The only natural habitat of the endangered Royal Bengal Tiger, the Sundarbans Reserve Forest lies in the delta of the Ganges, Barhmaputra and Meghna rivers of the Bay of Bengal. It is the largest continuous mangrove forest in the world and provides income for millions of people and contributes billions of dollars annually to the economy.

Dr Abdulla spent 13 months living within the Sundarbans surveying the survival strategies of people surrounding these forests, and a further five years looking into how this linkage could be sustained.

“There are conflicts between those using the resources and those trying to conserve them,” Dr Abdulla said. “It is critical that we understand how the resources are linked to the livelihoods of the people in order to create the best practice policy for resource management.

“We cannot implement policies without first understanding how the resource is linked to the livelihoods of the people.”

Dr Abdulla’s research was the first study into the livelihoods derived from the forests and the consequences for its management.

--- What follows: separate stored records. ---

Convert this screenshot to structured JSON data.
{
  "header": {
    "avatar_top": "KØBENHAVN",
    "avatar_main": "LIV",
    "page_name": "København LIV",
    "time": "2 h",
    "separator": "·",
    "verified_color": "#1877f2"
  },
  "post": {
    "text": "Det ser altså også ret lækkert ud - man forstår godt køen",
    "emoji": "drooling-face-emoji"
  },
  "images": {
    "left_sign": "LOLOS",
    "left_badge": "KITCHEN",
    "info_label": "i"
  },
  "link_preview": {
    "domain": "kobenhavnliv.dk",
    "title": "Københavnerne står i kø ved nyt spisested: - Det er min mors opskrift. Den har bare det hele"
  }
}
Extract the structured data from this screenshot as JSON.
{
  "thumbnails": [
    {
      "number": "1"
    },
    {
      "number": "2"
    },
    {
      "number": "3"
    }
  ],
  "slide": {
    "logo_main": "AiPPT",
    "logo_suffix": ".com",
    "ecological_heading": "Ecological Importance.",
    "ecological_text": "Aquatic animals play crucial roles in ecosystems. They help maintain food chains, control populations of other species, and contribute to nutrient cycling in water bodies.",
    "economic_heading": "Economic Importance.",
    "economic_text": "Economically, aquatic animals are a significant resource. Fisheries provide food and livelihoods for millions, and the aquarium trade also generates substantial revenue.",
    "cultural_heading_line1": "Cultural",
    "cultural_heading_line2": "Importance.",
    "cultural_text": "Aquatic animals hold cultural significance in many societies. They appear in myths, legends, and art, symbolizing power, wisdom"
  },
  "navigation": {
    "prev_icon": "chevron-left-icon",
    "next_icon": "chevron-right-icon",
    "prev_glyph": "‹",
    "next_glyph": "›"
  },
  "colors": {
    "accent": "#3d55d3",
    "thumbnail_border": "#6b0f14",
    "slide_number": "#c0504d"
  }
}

“We looked at how household assets, livelihood strategies and outcomes varied and the roles mangrove resources and shrimp farming played in those livelihoods,” he said.

“The research found that lower income households depend heavily on mangrove resources, which helped alleviate poverty and reduce income inequality.

“In contrast, illegal commercial shrimp aquaculture has widened inequality, leading to loss of agriculture, livestock and access to land. While shrimp aquaculture was important to higher income households, particularly land-owning households, it has led to loss of agriculture, livestock and access to land of lower income households.”

He also examined the vulnerabilities of these livelihoods, particularly to cyclones that periodically affect the region.

“Constraints on access, resource variability and attacks by pirates and wildlife were the principal vulnerabilities of the lower income mangrove dependent households,” he said.

“However, higher income shrimp-farming households were more vulnerable than the poorer mangrove resource collectors to a cyclone, such as the Cyclone Aila that devastated the region in May 2009.”

The study recommended that policy approaches be adopted that ensured equitable growth by creating a balanced asset base within a livelihood framework with multiple interventions working simultaneously. “This would be a favourable outcome for the households surrounding the Sundarbans, to the managers of coastal communities in relation to poverty alleviation and promotion of environmentally sustainable livelihoods,” he said.

Dr Abdulla’s PhD was entitled: “Livelihood Strategies of People Surrounding the Sundarbans Mangrove Forest”. He received his PhD at a CDU end-of-year graduation ceremony last month.